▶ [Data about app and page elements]

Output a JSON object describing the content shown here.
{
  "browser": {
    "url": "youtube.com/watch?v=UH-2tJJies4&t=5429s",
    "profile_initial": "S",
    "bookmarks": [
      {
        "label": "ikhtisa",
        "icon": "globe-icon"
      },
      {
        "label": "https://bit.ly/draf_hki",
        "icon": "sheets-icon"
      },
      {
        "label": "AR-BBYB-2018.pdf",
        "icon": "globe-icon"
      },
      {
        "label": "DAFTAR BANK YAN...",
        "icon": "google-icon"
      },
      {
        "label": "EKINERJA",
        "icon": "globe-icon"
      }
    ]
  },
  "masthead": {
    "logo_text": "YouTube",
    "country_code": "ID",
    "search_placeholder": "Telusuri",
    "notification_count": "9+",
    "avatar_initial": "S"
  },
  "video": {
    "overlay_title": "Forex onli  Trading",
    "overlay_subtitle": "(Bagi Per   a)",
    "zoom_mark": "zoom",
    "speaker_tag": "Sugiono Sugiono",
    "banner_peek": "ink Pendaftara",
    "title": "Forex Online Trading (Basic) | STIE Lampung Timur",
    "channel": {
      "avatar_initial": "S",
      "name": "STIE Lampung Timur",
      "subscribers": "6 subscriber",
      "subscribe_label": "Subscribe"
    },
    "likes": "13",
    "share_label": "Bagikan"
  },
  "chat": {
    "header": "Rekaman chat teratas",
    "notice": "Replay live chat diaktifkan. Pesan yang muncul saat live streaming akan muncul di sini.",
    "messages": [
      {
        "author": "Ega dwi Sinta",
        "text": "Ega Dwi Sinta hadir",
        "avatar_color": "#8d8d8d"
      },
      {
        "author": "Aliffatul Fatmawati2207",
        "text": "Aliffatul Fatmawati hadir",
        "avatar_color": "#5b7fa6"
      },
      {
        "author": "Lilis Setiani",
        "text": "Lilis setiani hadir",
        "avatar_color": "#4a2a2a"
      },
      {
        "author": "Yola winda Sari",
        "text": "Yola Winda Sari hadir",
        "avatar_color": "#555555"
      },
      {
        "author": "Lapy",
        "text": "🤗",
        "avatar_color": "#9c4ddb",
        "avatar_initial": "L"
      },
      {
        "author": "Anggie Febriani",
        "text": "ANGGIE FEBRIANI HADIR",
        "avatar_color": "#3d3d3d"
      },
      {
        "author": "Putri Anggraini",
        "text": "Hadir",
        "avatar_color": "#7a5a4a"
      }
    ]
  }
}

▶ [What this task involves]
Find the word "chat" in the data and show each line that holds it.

▶ [Solution to this exercise]
  "chat": {
    "header": "Rekaman chat teratas",
    "notice": "Replay live chat diaktifkan. Pesan yang muncul saat live streaming akan muncul di sini.",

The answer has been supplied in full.